What is it that makes the holiday movie classic It’s a Wonderful Lifefeel so ancient? It’s the relationships, but which ones?
Not George Bailey’s warm and loving family. We have close families today. It’s not the far-off relationships, as with long-lost school friends. We have more of them than ever, thanks to Facebook and other digital communities.
The relationships they had in Bedford Falls that are often missing today are those between the very intimate and the quite distant. Townspeople like Gower the druggist, Ernie the cabdriver, Bert the cop — George knew them all by name, and he knew their stories.
George’s family, owners of a building and loan, was fairly prosperous. But the Baileys remained tightly woven with people of varying incomes, education and ethnicity. Each of them was an individual, not just a useful provider of a good or service.
This is society’s middle ring, so strong in the Main Street America of 70 years ago but much weakened since by several forces. One is the clustering of like-minded people from similar backgrounds in the same neighborhood.

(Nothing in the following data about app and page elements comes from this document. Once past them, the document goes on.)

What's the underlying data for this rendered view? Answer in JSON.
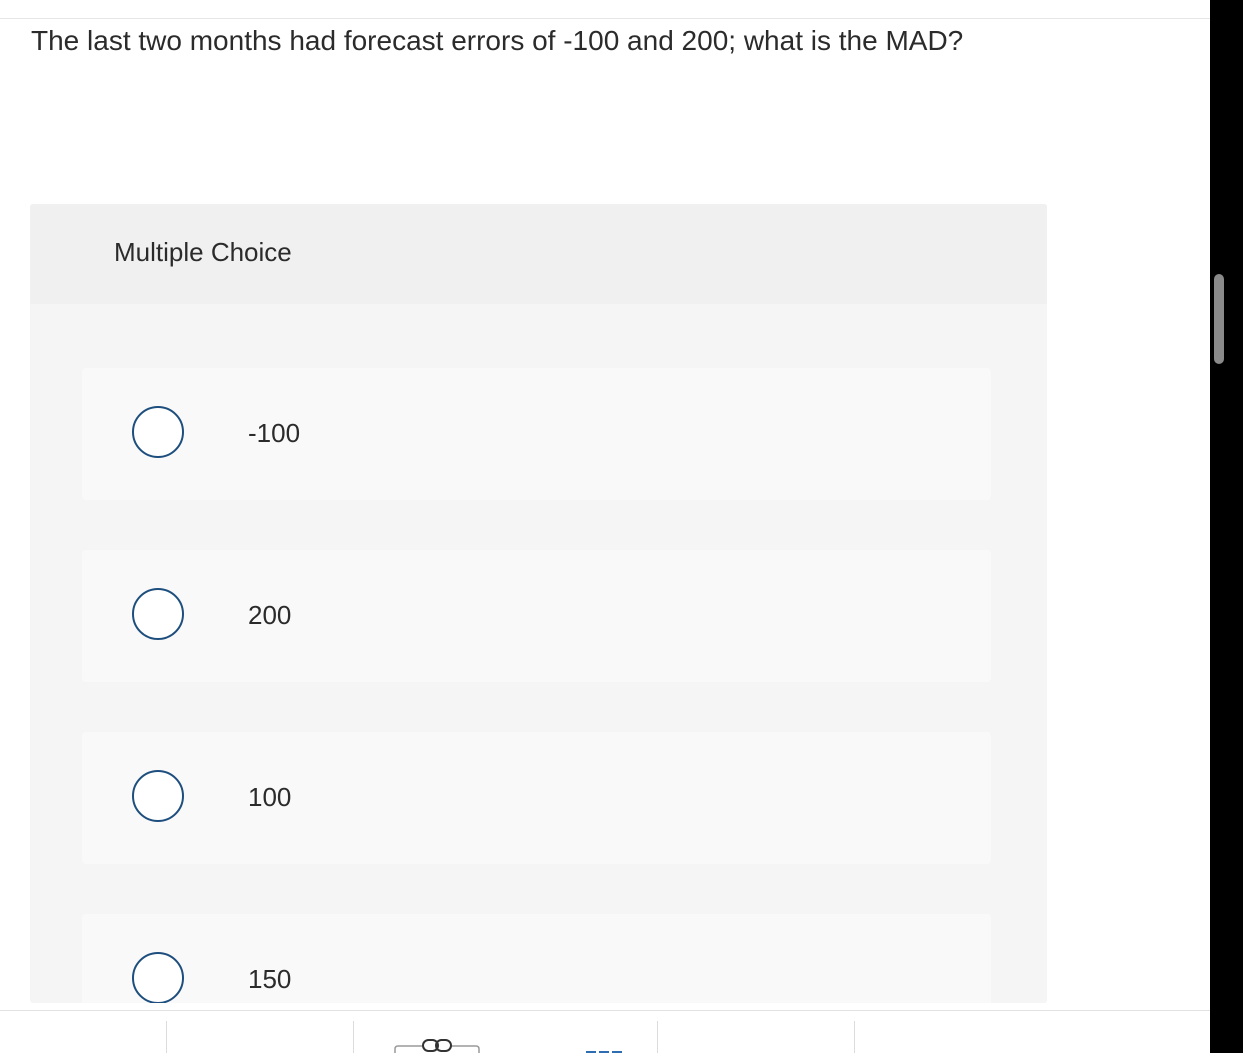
{
  "question": {
    "text": "The last two months had forecast errors of -100 and 200; what is the MAD?"
  },
  "choices": {
    "header": "Multiple Choice",
    "options": [
      {
        "label": "-100"
      },
      {
        "label": "200"
      },
      {
        "label": "100"
      },
      {
        "label": "150"
      }
    ]
  },
  "toolbar": {
    "icons": [
      "link-icon",
      "dash-icon"
    ]
  },
  "colors": {
    "radio_border": "#1d4e7e",
    "panel_bg": "#f5f5f5",
    "header_bg": "#f0f0f0",
    "option_bg": "#f9f9f9",
    "text": "#2b2b2b",
    "scrollbar_track": "#000000",
    "scrollbar_thumb": "#8a8a8a"
  }
}
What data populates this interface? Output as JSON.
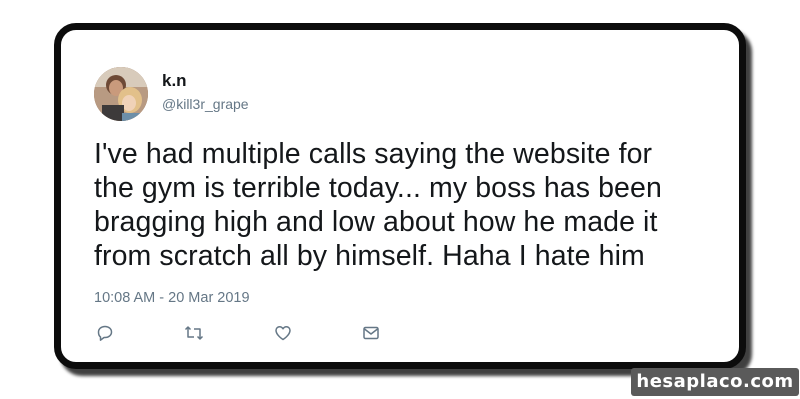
{
  "tweet": {
    "display_name": "k.n",
    "handle": "@kill3r_grape",
    "text": "I've had multiple calls saying the website for\nthe gym is terrible today... my boss has been\nbragging high and low about how he made it\nfrom scratch all by himself. Haha I hate him",
    "timestamp": "10:08 AM - 20 Mar 2019",
    "actions": {
      "reply": "reply-icon",
      "retweet": "retweet-icon",
      "like": "heart-icon",
      "message": "envelope-icon"
    }
  },
  "colors": {
    "text": "#14171a",
    "secondary": "#657786",
    "card_border": "#0c0c0c"
  },
  "watermark": {
    "text": "hesaplaco.com"
  }
}
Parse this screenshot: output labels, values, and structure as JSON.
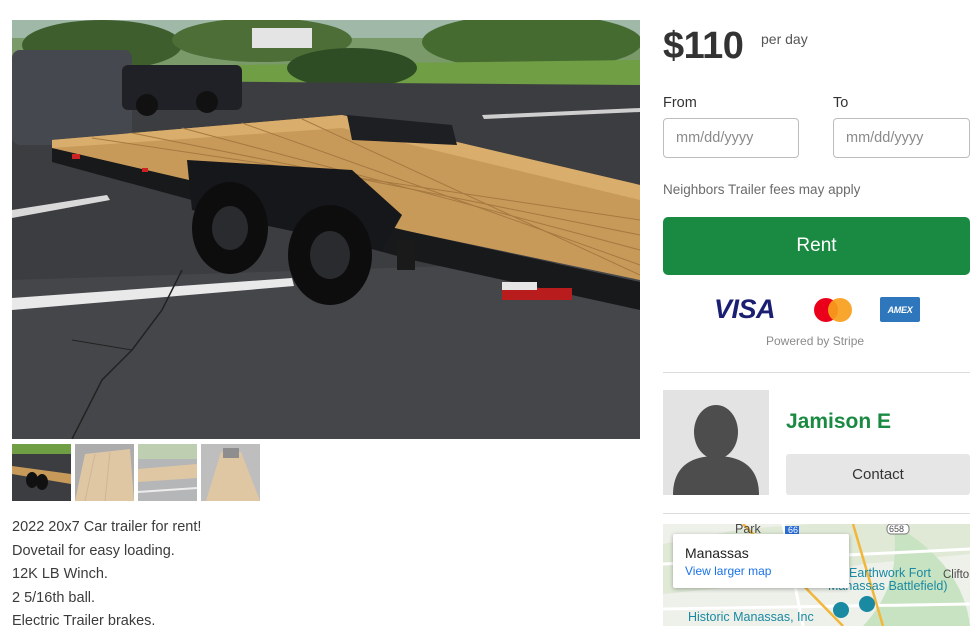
{
  "listing": {
    "thumbnails": [
      "thumb-1",
      "thumb-2",
      "thumb-3",
      "thumb-4"
    ],
    "description": [
      "2022 20x7 Car trailer for rent!",
      "Dovetail for easy loading.",
      "12K LB Winch.",
      "2 5/16th ball.",
      "Electric Trailer brakes."
    ]
  },
  "booking": {
    "price": "$110",
    "price_unit": "per day",
    "from_label": "From",
    "to_label": "To",
    "from_placeholder": "mm/dd/yyyy",
    "to_placeholder": "mm/dd/yyyy",
    "fees_note": "Neighbors Trailer fees may apply",
    "rent_label": "Rent",
    "payment": {
      "visa": "VISA",
      "amex": "AMEX",
      "powered_by": "Powered by Stripe"
    }
  },
  "owner": {
    "name": "Jamison E",
    "contact_label": "Contact"
  },
  "map": {
    "city": "Manassas",
    "link_label": "View larger map",
    "labels": {
      "park": "Park",
      "route": "66",
      "route2": "658",
      "earthwork": "Earthwork Fort",
      "battlefield": "Manassas Battlefield)",
      "clifton": "Clifto",
      "historic": "Historic Manassas, Inc"
    }
  },
  "colors": {
    "brand_green": "#1a8a42",
    "map_link": "#1a73e8"
  }
}
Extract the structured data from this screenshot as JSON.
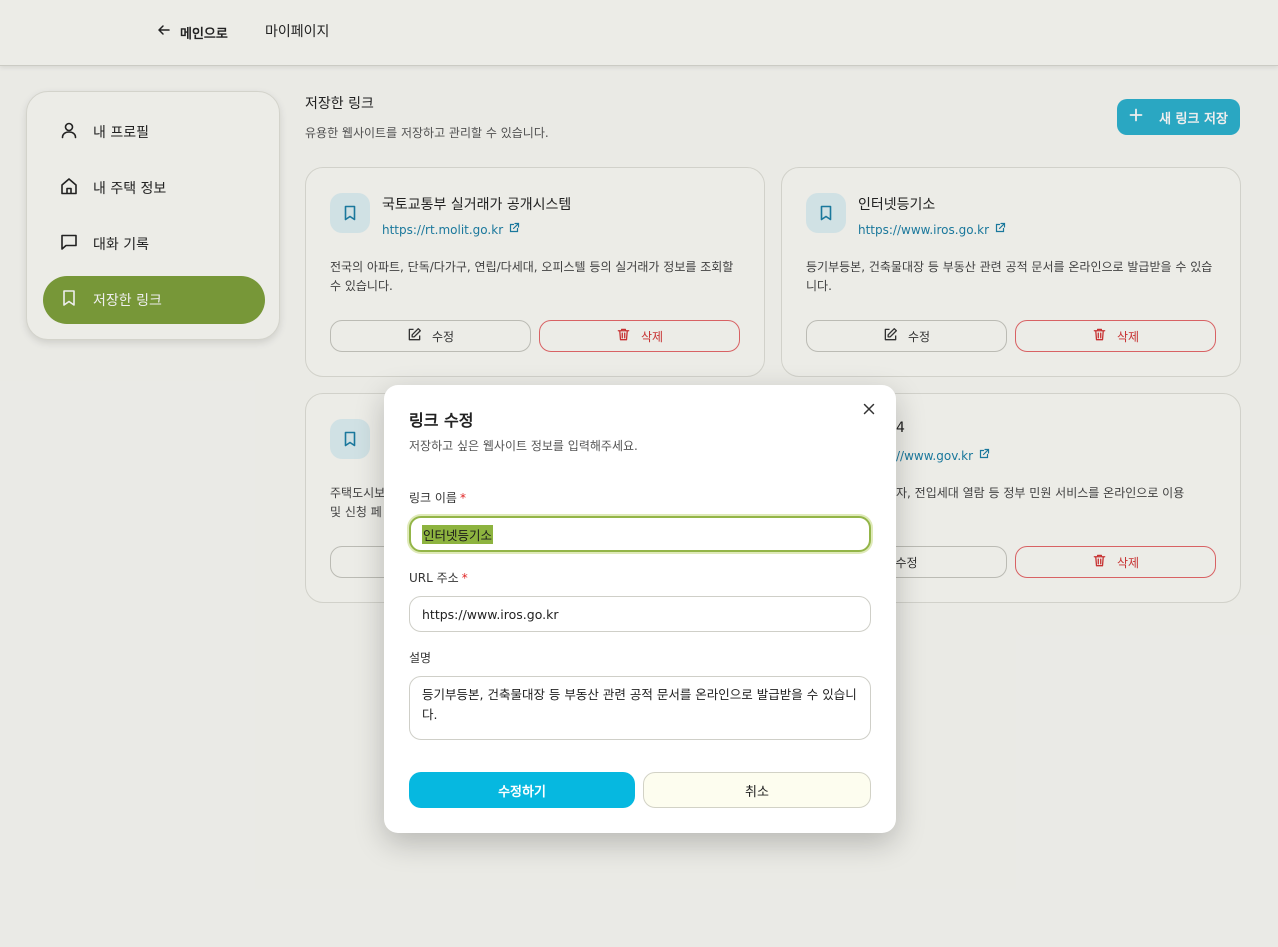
{
  "header": {
    "back_label": "메인으로",
    "page_title": "마이페이지"
  },
  "sidebar": {
    "items": [
      {
        "label": "내 프로필",
        "icon": "user-icon"
      },
      {
        "label": "내 주택 정보",
        "icon": "home-icon"
      },
      {
        "label": "대화 기록",
        "icon": "chat-icon"
      },
      {
        "label": "저장한 링크",
        "icon": "bookmark-icon",
        "active": true
      }
    ]
  },
  "main": {
    "title": "저장한 링크",
    "description": "유용한 웹사이트를 저장하고 관리할 수 있습니다.",
    "new_button": "새 링크 저장",
    "cards": [
      {
        "title": "국토교통부 실거래가 공개시스템",
        "url": "https://rt.molit.go.kr",
        "description": "전국의 아파트, 단독/다가구, 연립/다세대, 오피스텔 등의 실거래가 정보를 조회할 수 있습니다.",
        "edit_label": "수정",
        "delete_label": "삭제"
      },
      {
        "title": "인터넷등기소",
        "url": "https://www.iros.go.kr",
        "description": "등기부등본, 건축물대장 등 부동산 관련 공적 문서를 온라인으로 발급받을 수 있습니다.",
        "edit_label": "수정",
        "delete_label": "삭제"
      },
      {
        "title": "",
        "url": "",
        "description": "주택도시보\n및 신청 페",
        "edit_label": "",
        "delete_label": ""
      },
      {
        "title": "4",
        "url": "//www.gov.kr",
        "description": "자, 전입세대 열람 등 정부 민원 서비스를 온라인으로 이용",
        "edit_label": "수정",
        "delete_label": "삭제"
      }
    ]
  },
  "modal": {
    "title": "링크 수정",
    "subtitle": "저장하고 싶은 웹사이트 정보를 입력해주세요.",
    "name_label": "링크 이름",
    "name_value": "인터넷등기소",
    "url_label": "URL 주소",
    "url_value": "https://www.iros.go.kr",
    "desc_label": "설명",
    "desc_value": "등기부등본, 건축물대장 등 부동산 관련 공적 문서를 온라인으로 발급받을 수 있습니다.",
    "required_mark": "*",
    "submit_label": "수정하기",
    "cancel_label": "취소"
  },
  "colors": {
    "accent_green": "#7ea13a",
    "accent_cyan": "#06b8e0",
    "danger_red": "#d53434",
    "link_blue": "#1a7fa6"
  }
}
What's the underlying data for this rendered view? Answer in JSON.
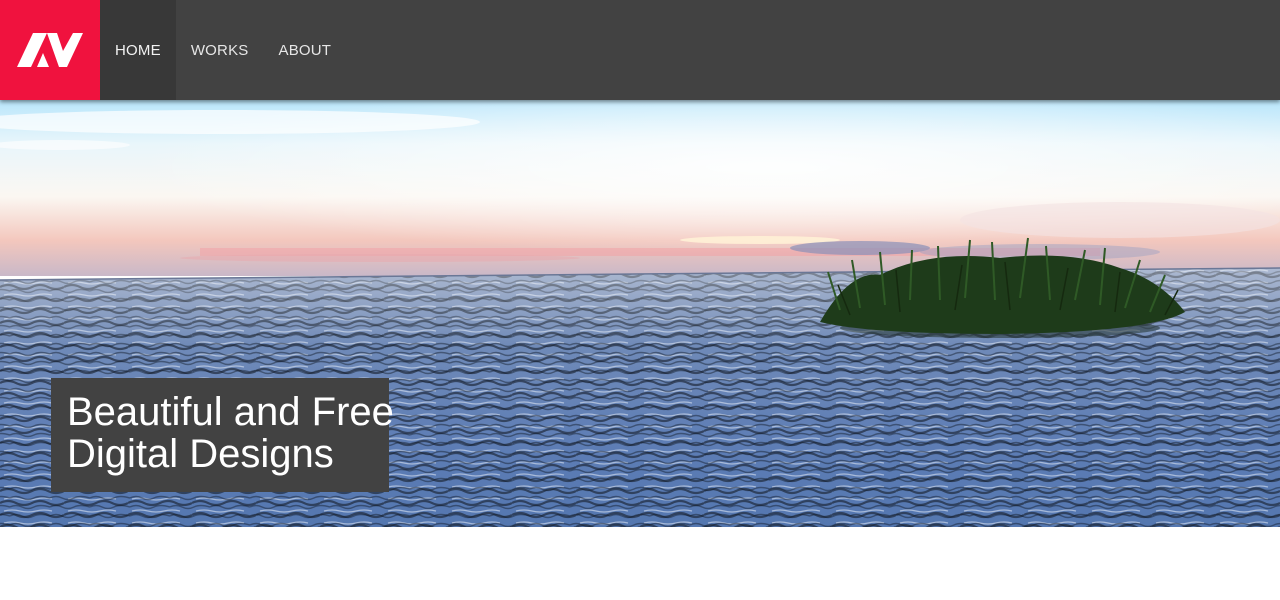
{
  "header": {
    "logo": {
      "text": "AV",
      "icon": "av-logo",
      "bg_color": "#f0123e"
    },
    "nav": [
      {
        "label": "HOME",
        "active": true
      },
      {
        "label": "WORKS",
        "active": false
      },
      {
        "label": "ABOUT",
        "active": false
      }
    ],
    "bg_color": "#424242"
  },
  "hero": {
    "image": "sunset-sea-grass-island",
    "caption": {
      "line1": "Beautiful and Free",
      "line2": "Digital Designs"
    }
  }
}
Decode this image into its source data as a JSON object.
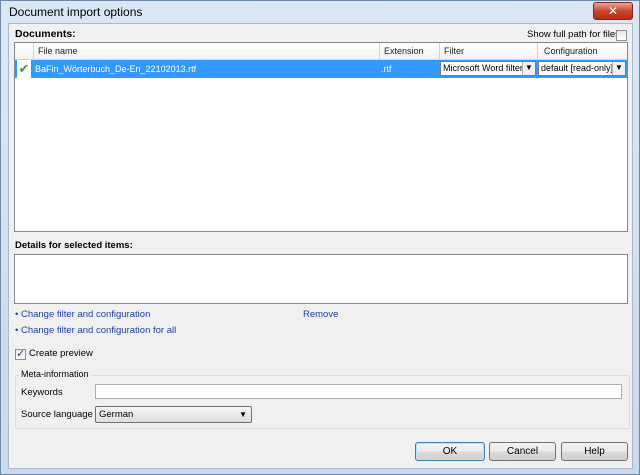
{
  "window": {
    "title": "Document import options",
    "close_glyph": "✕"
  },
  "documents": {
    "heading": "Documents:",
    "show_full_path_label": "Show full path for files",
    "show_full_path_checked": false,
    "columns": [
      "File name",
      "Extension",
      "Filter",
      "Configuration"
    ],
    "rows": [
      {
        "status_icon": "check-icon",
        "status_glyph": "✔",
        "file_name": "BaFin_Wörterbuch_De-En_22102013.rtf",
        "extension": ".rtf",
        "filter": "Microsoft Word filter",
        "configuration": "default [read-only]"
      }
    ]
  },
  "details": {
    "heading": "Details for selected items:"
  },
  "links": {
    "change_filter": "• Change filter and configuration",
    "remove": "Remove",
    "change_filter_all": "• Change filter and configuration for all"
  },
  "preview": {
    "label": "Create preview",
    "checked": true
  },
  "meta": {
    "group_title": "Meta-information",
    "keywords_label": "Keywords",
    "keywords_value": "",
    "source_language_label": "Source language",
    "source_language_value": "German"
  },
  "buttons": {
    "ok": "OK",
    "cancel": "Cancel",
    "help": "Help"
  },
  "glyphs": {
    "dropdown_arrow": "▼",
    "check": "✓"
  },
  "colors": {
    "selection": "#3399ff",
    "link": "#1f3fa8",
    "check_green": "#2aa32a"
  }
}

Another is the migration of social life and shopping to the Internet.